(Recorded data)
=== Section Start ===
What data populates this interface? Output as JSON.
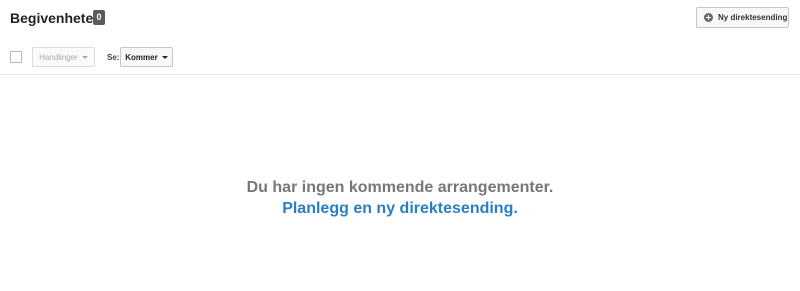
{
  "header": {
    "title": "Begivenheter",
    "count": "0",
    "new_live_label": "Ny direktesending",
    "new_live_icon": "plus-circle-icon"
  },
  "toolbar": {
    "actions_label": "Handlinger",
    "view_label": "Se:",
    "view_selected": "Kommer"
  },
  "empty_state": {
    "message": "Du har ingen kommende arrangementer.",
    "link_label": "Planlegg en ny direktesending."
  },
  "colors": {
    "link": "#2a7ec4",
    "badge": "#5c5c5c",
    "muted_text": "#777777"
  }
}
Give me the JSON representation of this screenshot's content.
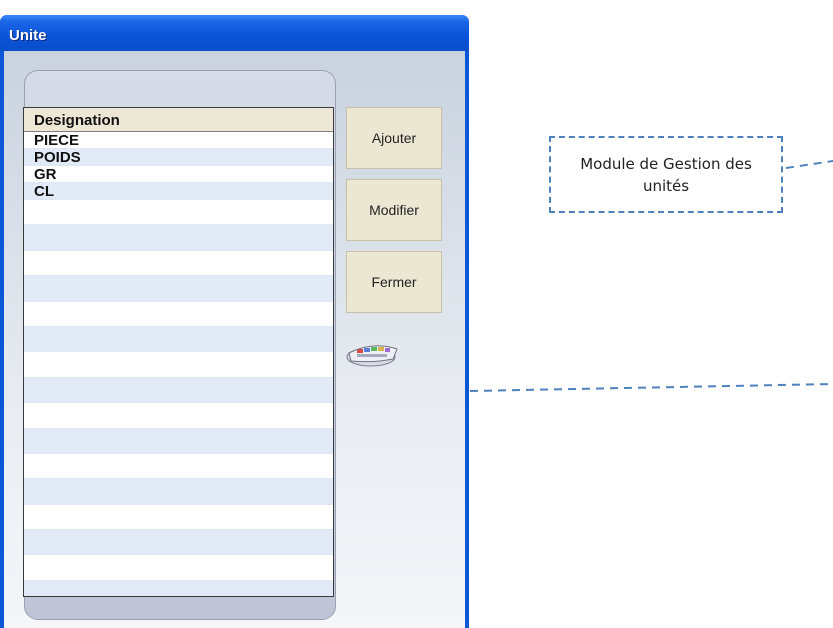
{
  "window": {
    "title": "Unite"
  },
  "grid": {
    "header": "Designation",
    "rows": [
      "PIECE",
      "POIDS",
      "GR",
      "CL"
    ]
  },
  "buttons": {
    "add": "Ajouter",
    "edit": "Modifier",
    "close": "Fermer"
  },
  "icons": {
    "keyboard": "keyboard-icon"
  },
  "callout": {
    "text": "Module de Gestion des unités"
  },
  "colors": {
    "titlebar": "#0b55db",
    "header": "#ede7d5",
    "row_alt": "#e2eaf8",
    "button": "#ece7d3",
    "callout_border": "#4f81bd"
  }
}
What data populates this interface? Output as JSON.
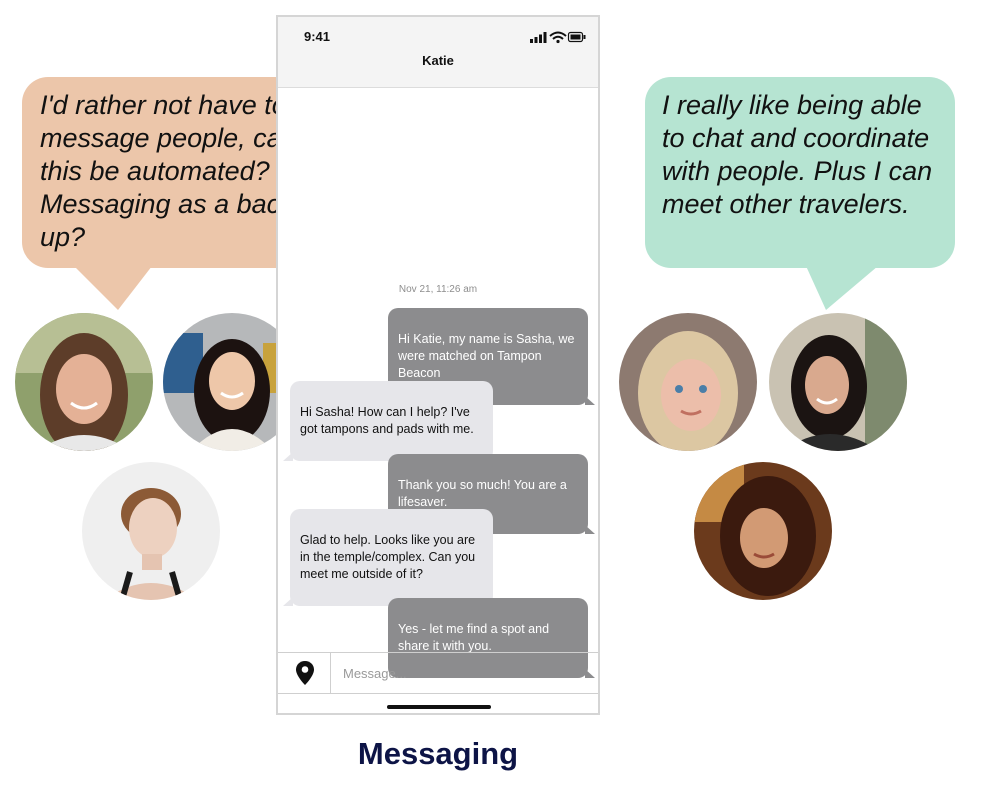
{
  "phone": {
    "status_time": "9:41",
    "contact_name": "Katie",
    "timestamp": "Nov 21, 11:26 am",
    "messages": [
      {
        "direction": "sent",
        "text": "Hi Katie, my name is Sasha, we were matched on Tampon Beacon"
      },
      {
        "direction": "received",
        "text": "Hi Sasha!  How can I help?  I've got tampons and pads with me."
      },
      {
        "direction": "sent",
        "text": "Thank you so much!  You are a lifesaver."
      },
      {
        "direction": "received",
        "text": "Glad to help.  Looks like you are in the temple/complex.  Can you meet me outside of it?"
      },
      {
        "direction": "sent",
        "text": "Yes - let me find a spot and share it with you."
      }
    ],
    "input": {
      "placeholder": "Message...",
      "value": ""
    },
    "location_icon": "map-pin-icon"
  },
  "callouts": {
    "left": "I'd rather not have to message people, can this be automated? Messaging as a back-up?",
    "right": "I really like being able to chat and coordinate with people.  Plus I can meet other travelers."
  },
  "caption": "Messaging",
  "colors": {
    "left_callout": "#ecc6aa",
    "right_callout": "#b6e4d2",
    "sent_bubble": "#8c8c8e",
    "received_bubble": "#e6e6ea",
    "caption": "#0d1446"
  }
}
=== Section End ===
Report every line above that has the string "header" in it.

  "header": {
    "header": "Designation",
    "header": "#ede7d5",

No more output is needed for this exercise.